● WHAT NEEDS TO BE DONE:
Would you copy each line of the records that includes the word "text"?

(Beginning of PROVIDED RECORDS)

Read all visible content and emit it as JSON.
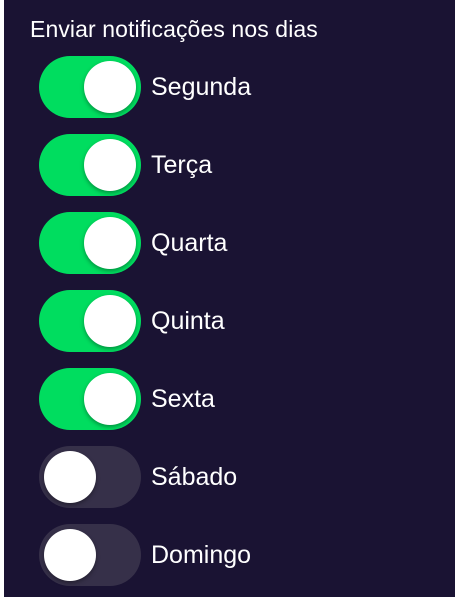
{
  "colors": {
    "background": "#1a1333",
    "toggle_on": "#00dd5f",
    "toggle_off": "#363049",
    "knob": "#ffffff",
    "text": "#ffffff"
  },
  "title": "Enviar notificações nos dias",
  "days": [
    {
      "label": "Segunda",
      "enabled": true
    },
    {
      "label": "Terça",
      "enabled": true
    },
    {
      "label": "Quarta",
      "enabled": true
    },
    {
      "label": "Quinta",
      "enabled": true
    },
    {
      "label": "Sexta",
      "enabled": true
    },
    {
      "label": "Sábado",
      "enabled": false
    },
    {
      "label": "Domingo",
      "enabled": false
    }
  ]
}
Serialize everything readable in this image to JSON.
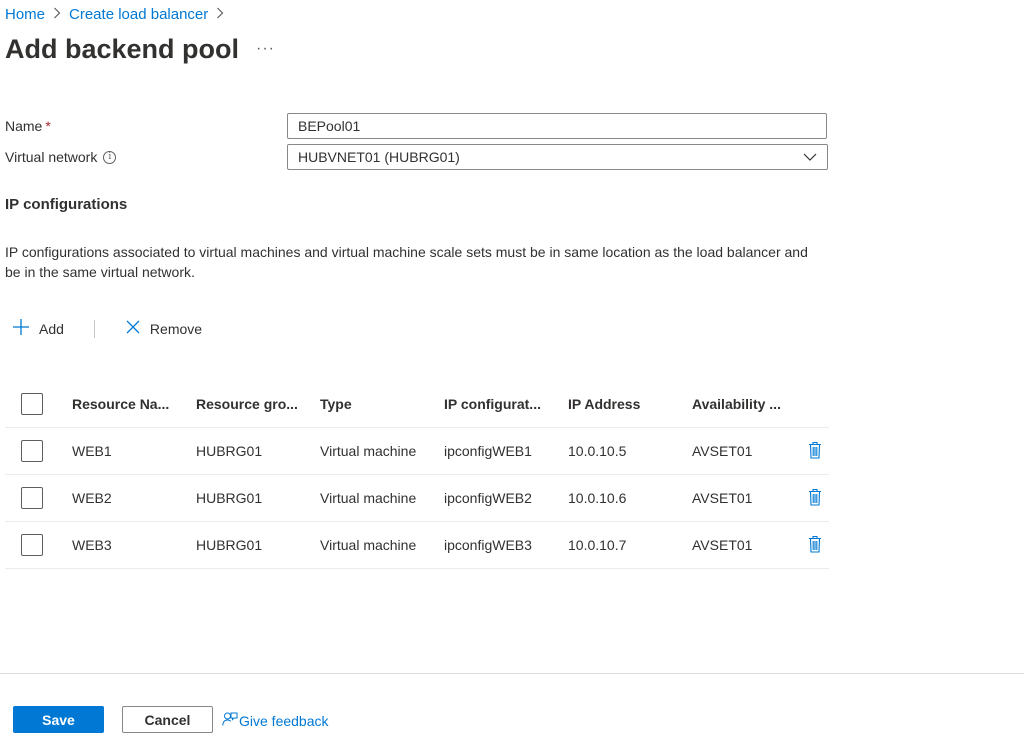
{
  "breadcrumb": {
    "items": [
      "Home",
      "Create load balancer"
    ]
  },
  "title": "Add backend pool",
  "more_label": "···",
  "form": {
    "name_label": "Name",
    "required_marker": "*",
    "name_value": "BEPool01",
    "vnet_label": "Virtual network",
    "info_glyph": "i",
    "vnet_value": "HUBVNET01 (HUBRG01)"
  },
  "section": {
    "title": "IP configurations",
    "description": "IP configurations associated to virtual machines and virtual machine scale sets must be in same location as the load balancer and be in the same virtual network."
  },
  "toolbar": {
    "add_label": "Add",
    "remove_label": "Remove"
  },
  "table": {
    "columns": [
      "Resource Na...",
      "Resource gro...",
      "Type",
      "IP configurat...",
      "IP Address",
      "Availability ..."
    ],
    "rows": [
      [
        "WEB1",
        "HUBRG01",
        "Virtual machine",
        "ipconfigWEB1",
        "10.0.10.5",
        "AVSET01"
      ],
      [
        "WEB2",
        "HUBRG01",
        "Virtual machine",
        "ipconfigWEB2",
        "10.0.10.6",
        "AVSET01"
      ],
      [
        "WEB3",
        "HUBRG01",
        "Virtual machine",
        "ipconfigWEB3",
        "10.0.10.7",
        "AVSET01"
      ]
    ]
  },
  "footer": {
    "save_label": "Save",
    "cancel_label": "Cancel",
    "feedback_label": "Give feedback"
  },
  "icons": {
    "add": "plus-icon",
    "remove": "close-icon",
    "delete": "trash-icon",
    "dropdown": "chevron-down-icon",
    "feedback": "feedback-person-icon",
    "info": "info-icon"
  },
  "colors": {
    "accent": "#0078d4",
    "required": "#a4262c",
    "text": "#323130"
  }
}
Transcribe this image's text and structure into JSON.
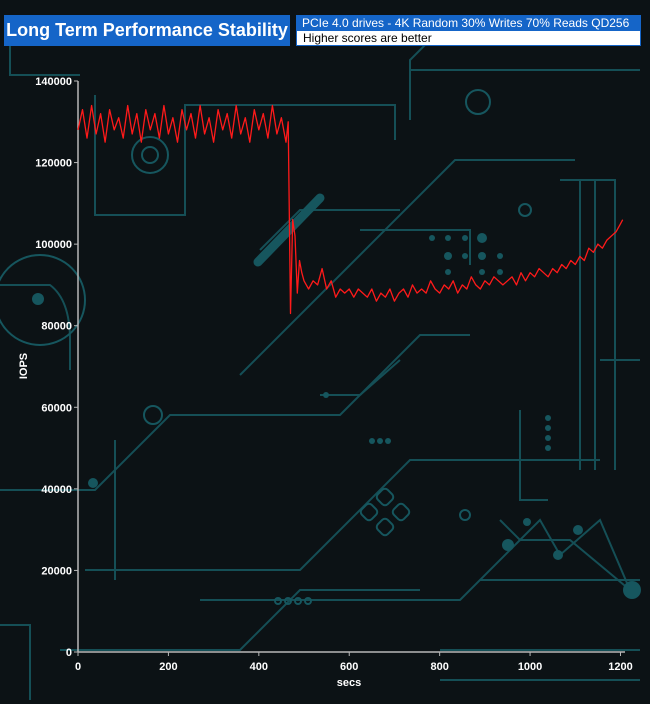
{
  "header": {
    "title": "Long Term Performance Stability",
    "subtitle": "PCIe 4.0 drives - 4K Random 30% Writes 70% Reads QD256",
    "note": "Higher scores are better"
  },
  "colors": {
    "series": "#ff1a1a",
    "title_bg": "#1565c8",
    "circuit": "#16565e",
    "axis": "#b8b8b8"
  },
  "chart_data": {
    "type": "line",
    "title": "Long Term Performance Stability",
    "xlabel": "secs",
    "ylabel": "IOPS",
    "xlim": [
      0,
      1210
    ],
    "ylim": [
      0,
      140000
    ],
    "x_ticks": [
      0,
      200,
      400,
      600,
      800,
      1000,
      1200
    ],
    "x_tick_labels": [
      "0",
      "200",
      "400",
      "600",
      "800",
      "1000",
      "1200"
    ],
    "y_ticks": [
      0,
      20000,
      40000,
      60000,
      80000,
      100000,
      120000,
      140000
    ],
    "y_tick_labels": [
      "0",
      "20000",
      "40000",
      "60000",
      "80000",
      "100000",
      "120000",
      "140000"
    ],
    "grid": false,
    "series": [
      {
        "x": [
          0,
          10,
          20,
          30,
          40,
          50,
          60,
          70,
          80,
          90,
          100,
          110,
          120,
          130,
          140,
          150,
          160,
          170,
          180,
          190,
          200,
          210,
          220,
          230,
          240,
          250,
          260,
          270,
          280,
          290,
          300,
          310,
          320,
          330,
          340,
          350,
          360,
          370,
          380,
          390,
          400,
          410,
          420,
          430,
          440,
          450,
          460,
          465,
          470,
          475,
          480,
          485,
          490,
          495,
          500,
          505,
          510,
          520,
          530,
          540,
          550,
          560,
          570,
          580,
          590,
          600,
          610,
          620,
          630,
          640,
          650,
          660,
          670,
          680,
          690,
          700,
          710,
          720,
          730,
          740,
          750,
          760,
          770,
          780,
          790,
          800,
          810,
          820,
          830,
          840,
          850,
          860,
          870,
          880,
          890,
          900,
          910,
          920,
          930,
          940,
          950,
          960,
          970,
          980,
          990,
          1000,
          1010,
          1020,
          1030,
          1040,
          1050,
          1060,
          1070,
          1080,
          1090,
          1100,
          1110,
          1120,
          1130,
          1140,
          1150,
          1160,
          1170,
          1180,
          1190,
          1200,
          1205
        ],
        "y": [
          128000,
          133000,
          126000,
          134000,
          127000,
          132000,
          125000,
          133000,
          128000,
          131000,
          126000,
          134000,
          127000,
          132000,
          125000,
          133000,
          128000,
          132000,
          126000,
          134000,
          127000,
          131000,
          125000,
          133000,
          128000,
          132000,
          126000,
          134000,
          127000,
          131000,
          125000,
          133000,
          128000,
          132000,
          126000,
          134000,
          127000,
          131000,
          125000,
          133000,
          128000,
          132000,
          126000,
          134000,
          127000,
          131000,
          125000,
          130000,
          83000,
          106000,
          102000,
          88000,
          96000,
          93000,
          91000,
          90000,
          89000,
          91000,
          90000,
          94000,
          89000,
          91000,
          87000,
          89000,
          88000,
          89000,
          87000,
          89000,
          88000,
          87000,
          89000,
          86000,
          88000,
          87000,
          89000,
          86000,
          88000,
          89000,
          87000,
          90000,
          88000,
          89000,
          88000,
          91000,
          89000,
          88000,
          90000,
          89000,
          91000,
          88000,
          90000,
          89000,
          92000,
          90000,
          89000,
          91000,
          90000,
          92000,
          91000,
          90000,
          91000,
          92000,
          90000,
          93000,
          91000,
          93000,
          92000,
          94000,
          93000,
          92000,
          94000,
          93000,
          95000,
          94000,
          96000,
          95000,
          97000,
          96000,
          99000,
          98000,
          100000,
          99000,
          101000,
          102000,
          103000,
          105000,
          106000
        ]
      }
    ]
  }
}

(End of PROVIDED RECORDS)

● EXERCISE RESULT:
    "text": "#ffffff"
    "text": "#323130"
Transcribe this image's text and structure into JSON.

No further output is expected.